They do a varied selection of modern plays, as well, presented with an equal level of quality.
I usually organize my visit around a couple plays I really want to see, and then add one or two more that fit into my schedule. Often I find myself liking the ‘extras’ I threw in the best, so don’t hesitate to add a play you’ve never heard of.
Do take the backstage tour. It’s totally worth it.
Also take some time to check out the quirky little stores in the shopping district well within walking distance of the theater. Don’t be surprised if store clerks and wait staff engage you in a knowledgeable conversation about the plays, the productions, and past seasons. It’s part of the magic of the place (and experiencing a whole town so thoroughly dedicated to a long-dead writer gives the rest of us some hope.) You might even pass on the street one of the actors from the previous night’s play.

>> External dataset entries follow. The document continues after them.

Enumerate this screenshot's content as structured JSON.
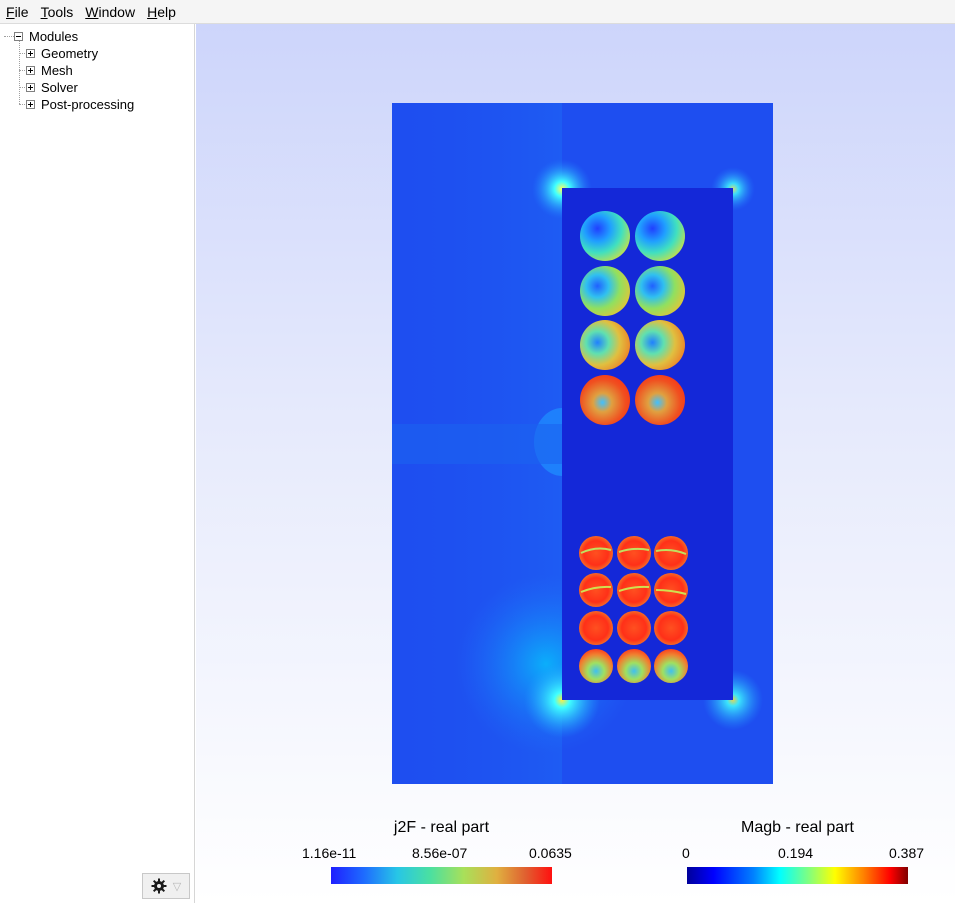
{
  "menu": [
    {
      "accel": "F",
      "rest": "ile"
    },
    {
      "accel": "T",
      "rest": "ools"
    },
    {
      "accel": "W",
      "rest": "indow"
    },
    {
      "accel": "H",
      "rest": "elp"
    }
  ],
  "tree": {
    "root": "Modules",
    "children": [
      "Geometry",
      "Mesh",
      "Solver",
      "Post-processing"
    ]
  },
  "toolbar": {
    "gear_icon": "gear-icon",
    "filter_icon": "filter-triangle-icon"
  },
  "scales": [
    {
      "title": "j2F - real part",
      "ticks": [
        "1.16e-11",
        "8.56e-07",
        "0.0635"
      ],
      "colors": [
        "#1f1fff",
        "#1e6cff",
        "#27c6e6",
        "#4be0a0",
        "#a8e05a",
        "#e0b040",
        "#e06030",
        "#ff1010"
      ]
    },
    {
      "title": "Magb - real part",
      "ticks": [
        "0",
        "0.194",
        "0.387"
      ],
      "colors": [
        "#00009a",
        "#0000ff",
        "#0080ff",
        "#00ffff",
        "#80ff80",
        "#ffff00",
        "#ff8000",
        "#ff0000",
        "#800000"
      ]
    }
  ]
}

Don’t forget to take a wander through Lithia Park, a 93-acre park just behind the OSF complex. It boasts a Japanese garden, a formal rose garden, a century-old bridge and two duck ponds, but best of all it has acres and acres of woods so old you feel like you could come across Oberon courting Titania around the next bend. Though this part of the park is largely undeveloped, you will come across the occasional bench where you can sit a while and contemplate Ashland Creek as it rushes on its way.
Now, as I mentioned, there’s far more to Ashland and OSF than you can possibly do justice to in one day. I recommend eschewing boring hotels in favor of one of the many lovely, unique B & Bs in the area. With no slight meant to the many fine establishments I have not had the privilege of trying, let me suggest my favorite Ashland home-away-from-home, Anne Hathaway’s B & B and garden suites. An easy walk from the theater, this historic lodging house has lovely and fragrant gardens, and is uniquely furnished with bits and bobs brought home from world travels. The hospitality is above and beyond all expectation. The three-course breakfast includes house-made scones or muffins (if you are very lucky, you may encounter their ginger scones or gingerbread muffins, but every offering is a treat). The breakfast is huge. . .I rarely eat
lunch when I’m staying there. They also set out a small, informal afternoon tea and an after-theater snack including port, sherry and/or Irish cream.
The hosts are fellow alum from Penn State’s English program, and so are able to spark intelligent table conversation about the plays. Although it sounds like a cliché, they really do make every effort to make guests feel welcome, comfortable, and completely at ease. Fellow eco-geeks will appreciate the house’s efforts to run a ‘green’ business.
I haven’t been back in a few years due to budgetary constraints, but when checking out their website to see if there were any changes to note, I was amused and pleased to discover the addition of a list of unusual discounts offered. Among those who may qualify: Penn State alumni (I perked up at that); Peace Corps volunteers, staff and parents; left-handers; classroom teachers; anyone born in 1941.
If you go, tell Deedie and David I said ‘hi’!